It was hard for me to reconcile the mesmerizing beauty of this lullaby with the chilling effect of its lyrics. It is certainly reminiscent of the one my grandfather sang, too. What is this in our collective psyches that has us singing lovely melodies to our babies, and at the same time telling them the bough is going to break and their cradles are going to fall out of the tree? How many women over the ages have had to take care of someone else's child and sing to them the lullabys that they could not to their own?

From the time I first heard it, this song raised more questions than it answered. Who is singing? The father, agonizing over an unfaithful woman, wondering how he can care for her baby? A grandmother, left with a child she cannot care for?

Who can care for this little baby? Perhaps not the father, or the poor grandmother, and everyone else is out working in the fields. Certainly not the promiscuous mother in her red shoes!

Perhaps only the angels?




I felt compelled, almost driven, to do something with this haunting song for a long time, and originally my idea was to have the baby lying on the "alabaster" stone next to an angel in a graveyard. However, I was dissatisfied and didn't know exactly what was lacking. On a visit to our place in Cloudcroft I prowled around in a local secondhand store and there it was, a plaque that at first glance might seem wildly inappropriate with its little mailbox scene. But none of that mattered; it was the backing of fragments of weathered wood that drew my eye. It reminded me of the faded wood of old grave markers in the Oklahoma country cemetery where my grandparents lie buried.

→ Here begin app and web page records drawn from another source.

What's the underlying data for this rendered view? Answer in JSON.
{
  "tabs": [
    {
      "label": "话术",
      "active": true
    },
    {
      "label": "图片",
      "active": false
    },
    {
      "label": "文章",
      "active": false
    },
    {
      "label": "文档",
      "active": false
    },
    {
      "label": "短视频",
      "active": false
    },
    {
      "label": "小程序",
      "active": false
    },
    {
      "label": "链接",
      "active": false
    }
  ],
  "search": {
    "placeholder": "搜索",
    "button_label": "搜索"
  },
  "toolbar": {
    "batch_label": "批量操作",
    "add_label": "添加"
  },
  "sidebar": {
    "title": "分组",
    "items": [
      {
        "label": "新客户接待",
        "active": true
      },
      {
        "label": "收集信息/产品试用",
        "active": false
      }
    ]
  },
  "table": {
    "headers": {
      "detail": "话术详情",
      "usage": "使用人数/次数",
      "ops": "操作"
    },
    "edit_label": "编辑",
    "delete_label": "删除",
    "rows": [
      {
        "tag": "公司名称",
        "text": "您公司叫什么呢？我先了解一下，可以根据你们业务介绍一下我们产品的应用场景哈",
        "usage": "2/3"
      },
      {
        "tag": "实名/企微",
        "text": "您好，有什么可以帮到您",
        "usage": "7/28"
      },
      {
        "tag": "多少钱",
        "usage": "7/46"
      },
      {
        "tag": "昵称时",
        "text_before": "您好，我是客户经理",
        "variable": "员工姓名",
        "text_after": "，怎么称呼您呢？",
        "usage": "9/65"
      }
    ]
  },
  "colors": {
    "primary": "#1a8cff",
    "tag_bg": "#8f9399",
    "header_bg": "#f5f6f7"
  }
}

My husband helpfully removed all the little elements. I saved the little fence, bench, mailbox and sign, as well as the wooden planter, for who knows what future project. The only thing I got rid of was the dried plants.

I printed out the lyrics and used a ruler to tear around the edges. It took three or four tries to get the right fit.

Here I am experimenting with an early printing. I wound up using a font size that allowed me to place it right against the top frame so that as little of the song would be obscured as possible. After gluing the page in place, I gave it a brown wash to help it blend into the background.

The corn rows I had purchased in Chicago at the Bishop International, and the simple little doll was in my stash for a long time.

The angel had been sitting for years in a little glass case atop an etagere in our bedroom. It was among some gardening themed items I found at Michaels a few years ago.

And guess what I found! There beside the angel was another wooden shoe with tulips (made from some painted wild plants that my husband brought me from one of his hikes), which I shall now add to my Netherlands setting!

I repainted the baby. His hair is little snips that I trimmed off the man when I gave him a shorter haircut.

His blanket is made from a scrap of my faded and very worn old knit nightgown! Gosh, was that gown comfortable!

The male figure was a Chicago purchase at the 3 Blind Mice Show. He was made by a woman named Julie from New Mexico, whose business name is Celtic Juju. I had no plans whatsoever to purchase a doll, but he called out to me. He was a standing figure, but I decided he needed to be kneeling for this setting. It took some doing to get his legs and body posed. I inserted a glue coated needle tool inside his clothing to help achieve natural folds.

In experimenting for different ways to place him, I made an interesting discovery.

There burned into the base was the name of the name who created the little mailbox setting and made this wonderful backdrop (couldn't quite figure out the last name). Thanks, Carlos! Unfortunately, the name is now obscured by the landscaping.

I removed the individual stalks from the original base and planted them at the back, using my needle tool to poke holes in the cardboard base. I used my standard brown paint and Tacky glue mixture and coffee grounds and model railroad foam for dirt. I also used a mixture of crumbled dried materials to suggest weedy grass.

Ultimately I decided that I wanted the angel to be looking at the baby, so turned it to face them. Therefore, the final setting ....


Here again is the link to those wonderful singers, Emmylou Harris, Alison Krauss and Gillian Welch


NEXT: >>





Copyright Marknetgroup.com 2005. All rights reserved.